GOAL OF THE EXERCISE:
Give back all the entries below. Omit none of them.

──────── EXERCISE INPUT ────────

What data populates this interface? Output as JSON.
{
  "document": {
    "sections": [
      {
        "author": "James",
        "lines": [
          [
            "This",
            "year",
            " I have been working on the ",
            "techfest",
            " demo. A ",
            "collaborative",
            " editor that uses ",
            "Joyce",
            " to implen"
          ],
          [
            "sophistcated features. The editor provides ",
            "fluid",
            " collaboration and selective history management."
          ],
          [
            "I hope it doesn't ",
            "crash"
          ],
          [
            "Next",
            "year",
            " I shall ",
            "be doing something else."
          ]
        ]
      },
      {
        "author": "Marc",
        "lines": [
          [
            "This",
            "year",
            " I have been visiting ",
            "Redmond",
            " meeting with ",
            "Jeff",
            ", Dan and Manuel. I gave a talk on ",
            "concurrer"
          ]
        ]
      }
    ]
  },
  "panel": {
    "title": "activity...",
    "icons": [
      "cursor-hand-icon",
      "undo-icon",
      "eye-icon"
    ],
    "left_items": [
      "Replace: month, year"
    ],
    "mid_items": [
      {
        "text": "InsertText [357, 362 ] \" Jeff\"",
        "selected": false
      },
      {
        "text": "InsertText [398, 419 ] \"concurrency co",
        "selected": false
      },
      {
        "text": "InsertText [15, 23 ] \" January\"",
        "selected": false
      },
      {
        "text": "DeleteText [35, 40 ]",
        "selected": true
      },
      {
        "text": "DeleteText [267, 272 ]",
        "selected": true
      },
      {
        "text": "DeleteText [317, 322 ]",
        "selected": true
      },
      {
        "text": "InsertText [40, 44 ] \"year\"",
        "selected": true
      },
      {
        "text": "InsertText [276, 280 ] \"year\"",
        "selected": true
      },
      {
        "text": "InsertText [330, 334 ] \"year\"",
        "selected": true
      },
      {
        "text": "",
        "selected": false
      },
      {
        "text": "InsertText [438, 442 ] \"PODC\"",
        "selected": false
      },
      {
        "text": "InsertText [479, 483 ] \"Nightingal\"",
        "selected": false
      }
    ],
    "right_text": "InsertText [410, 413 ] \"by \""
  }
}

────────

SOLUTION TO THIS TASK:
What data populates this interface? Output as JSON.
{
  "document": {
    "sections": [
      {
        "author": "James",
        "lines": [
          [
            "This",
            "year",
            " I have been working on the ",
            "techfest",
            " demo. A ",
            "collaborative",
            " editor that uses ",
            "Joyce",
            " to implen"
          ],
          [
            "sophistcated features. The editor provides ",
            "fluid",
            " collaboration and selective history management."
          ],
          [
            "I hope it doesn't ",
            "crash"
          ],
          [
            "Next",
            "year",
            " I shall ",
            "be doing something else."
          ]
        ]
      },
      {
        "author": "Marc",
        "lines": [
          [
            "This",
            "year",
            " I have been visiting ",
            "Redmond",
            " meeting with ",
            "Jeff",
            ", Dan and Manuel. I gave a talk on ",
            "concurrer"
          ]
        ]
      }
    ]
  },
  "panel": {
    "title": "activity...",
    "icons": [
      "cursor-hand-icon",
      "undo-icon",
      "eye-icon"
    ],
    "left_items": [
      "Replace: month, year"
    ],
    "mid_items": [
      {
        "text": "InsertText [357, 362 ] \" Jeff\"",
        "selected": false
      },
      {
        "text": "InsertText [398, 419 ] \"concurrency co",
        "selected": false
      },
      {
        "text": "InsertText [15, 23 ] \" January\"",
        "selected": false
      },
      {
        "text": "DeleteText [35, 40 ]",
        "selected": true
      },
      {
        "text": "DeleteText [267, 272 ]",
        "selected": true
      },
      {
        "text": "DeleteText [317, 322 ]",
        "selected": true
      },
      {
        "text": "InsertText [40, 44 ] \"year\"",
        "selected": true
      },
      {
        "text": "InsertText [276, 280 ] \"year\"",
        "selected": true
      },
      {
        "text": "InsertText [330, 334 ] \"year\"",
        "selected": true
      },
      {
        "text": "",
        "selected": false
      },
      {
        "text": "InsertText [438, 442 ] \"PODC\"",
        "selected": false
      },
      {
        "text": "InsertText [479, 483 ] \"Nightingal\"",
        "selected": false
      }
    ],
    "right_text": "InsertText [410, 413 ] \"by \""
  }
}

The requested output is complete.